Welcome to our new web site!
To give our readers a chance to experience all that our new website has to offer, we have made all content freely avaiable, through October 1, 2018.
During this time, print and digital subscribers will not need to log in to view our stories or e-editions.
(BPT) - Did you know that there are 28 bones in the foot? These bones, along with more than 30 joints, allow for a wide range of movements, including standing, walking, stretching, jogging and more. It's easy to take foot health for granted when everything feels great, but the moment something is wrong, you realize just how important your feet are.
A proactive approach is best for ongoing foot health. The Prevent Injuries Campaign!™ from the American Academy of Orthopaedic Surgeons (AAOS) strives to educate people of all ages on foot health and the importance of preventing injuries. Orthopaedic foot and ankle surgeon and spokesperson for the AAOS Steven L. Haddad, MD, FAAOS, offers these tips to help everyone keep their feet healthy for improved mobility:
Choose the right footwear
Those fancy shoes might look great with your outfit, but they may not be great for your feet. Shoes that are too tight, too loose or without enough support can cause unwanted strain on the feet, ankles, lower leg, hip and spine. There are many well-made, supportive and stylish shoes, so be smart when shopping and selecting your shoes for the day. To learn tips for finding the right fit for shoes, including advice for children's, men's and women's shoes, visit OrthoInfo.org. A quick tip: try on new shoes in the store at the end of the day, when your feet are the most swollen from your daily activities. That way, the shoe will never feel too tight and is less likely to cause damage to your feet.
Stretch and exercise your feet
You often hear about the importance of exercise, but have you thought about exercise in relation to foot health? Stretching and strengthening your feet regularly helps to relieve pressure you put on them each day, keeps the muscles flexible, and helps prevent injuries. Try flexibility exercises like toe raises and picking up a towel with your toes. Exercise can also strengthen the bones in your feet. Simply going for a walk with a good supportive shoe puts regulated impact on the bones that keeps them strong and lowers the risk of fracture/stress fracture.
Don’t delay diabetic foot care

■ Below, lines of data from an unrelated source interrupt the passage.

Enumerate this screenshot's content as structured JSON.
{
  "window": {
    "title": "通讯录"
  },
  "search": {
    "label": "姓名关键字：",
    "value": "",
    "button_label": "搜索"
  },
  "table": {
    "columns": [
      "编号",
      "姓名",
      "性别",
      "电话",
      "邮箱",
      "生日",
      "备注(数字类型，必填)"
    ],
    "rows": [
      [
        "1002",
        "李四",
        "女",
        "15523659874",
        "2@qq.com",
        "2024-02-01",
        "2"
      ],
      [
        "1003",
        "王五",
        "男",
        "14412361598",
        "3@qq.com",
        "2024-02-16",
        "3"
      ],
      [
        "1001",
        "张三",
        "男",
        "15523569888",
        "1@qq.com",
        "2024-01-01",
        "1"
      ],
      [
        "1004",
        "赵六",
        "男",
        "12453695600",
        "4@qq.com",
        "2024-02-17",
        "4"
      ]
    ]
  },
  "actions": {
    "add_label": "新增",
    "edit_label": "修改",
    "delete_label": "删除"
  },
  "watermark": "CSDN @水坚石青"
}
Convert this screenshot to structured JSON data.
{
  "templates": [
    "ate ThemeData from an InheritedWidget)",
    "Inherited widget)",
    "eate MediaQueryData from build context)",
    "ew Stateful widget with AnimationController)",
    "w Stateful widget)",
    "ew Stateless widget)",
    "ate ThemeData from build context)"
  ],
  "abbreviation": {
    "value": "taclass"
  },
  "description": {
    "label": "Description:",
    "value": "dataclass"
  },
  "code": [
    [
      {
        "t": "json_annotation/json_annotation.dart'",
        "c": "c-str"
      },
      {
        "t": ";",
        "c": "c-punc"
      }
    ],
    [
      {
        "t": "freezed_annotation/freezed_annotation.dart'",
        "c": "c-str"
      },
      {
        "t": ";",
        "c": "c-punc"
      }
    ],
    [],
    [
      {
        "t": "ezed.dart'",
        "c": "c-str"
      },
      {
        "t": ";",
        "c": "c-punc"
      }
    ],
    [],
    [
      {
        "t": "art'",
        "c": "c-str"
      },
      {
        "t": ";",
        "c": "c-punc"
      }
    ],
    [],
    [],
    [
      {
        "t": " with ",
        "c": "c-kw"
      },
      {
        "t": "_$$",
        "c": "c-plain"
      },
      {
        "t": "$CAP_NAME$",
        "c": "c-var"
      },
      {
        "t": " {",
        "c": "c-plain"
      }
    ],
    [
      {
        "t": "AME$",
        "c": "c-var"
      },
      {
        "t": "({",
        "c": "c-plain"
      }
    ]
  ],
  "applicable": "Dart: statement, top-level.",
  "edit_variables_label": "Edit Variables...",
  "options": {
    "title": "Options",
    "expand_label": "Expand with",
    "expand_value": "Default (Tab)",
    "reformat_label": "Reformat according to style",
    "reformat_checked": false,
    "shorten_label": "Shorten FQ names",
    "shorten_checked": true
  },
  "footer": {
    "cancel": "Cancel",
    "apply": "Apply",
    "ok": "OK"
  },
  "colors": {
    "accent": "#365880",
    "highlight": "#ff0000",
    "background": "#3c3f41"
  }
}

For people with diabetes, careful, daily inspection of the feet is essential to overall health and the prevention of damaging foot problems. A wound as small as a blister can progress to a serious infection in a matter of a day. According to Dr. Haddad, diabetes also damages blood vessels, decreasing the blood flow to the feet. Poor circulation weakens bone and can cause disintegration of the bones and joints in the foot and ankle. Just as important, diabetes can affect the nerves to your feet. Because you don't feel the bottom of your feet as you normally would, you may develop cuts, sores or blisters on the bottom of your feet and not know it. It's therefore essential to examine your feet as part of your daily routine. Due to both the nerve and blood flow problems, people with diabetes are also at increased risk for breaking bones in the feet.
Explore home therapies
If you find your feet are sore or achy, consider exploring home remedies. Of course, changing to supportive shoes and stretching are good first steps for relief. Some people soak their feet in water to reduce soreness, while others may try hot/cold therapy with compresses. There are foot ointments and lotions as well. These all can help with temporary soreness, but if you have chronic aches or pains, consider seeing an orthopaedic specialist.
Consult with an orthopaedic surgeon
With so many bones, joints and tendons, it can be difficult to know what's causing issues with your feet. Consider a consultation with an orthopaedic specialist who can pinpoint whether your foot pain is due to a disease or injury and guide you through steps for recovery. Visit OrthoInfo.org for more information about finding the right orthopaedic surgeon.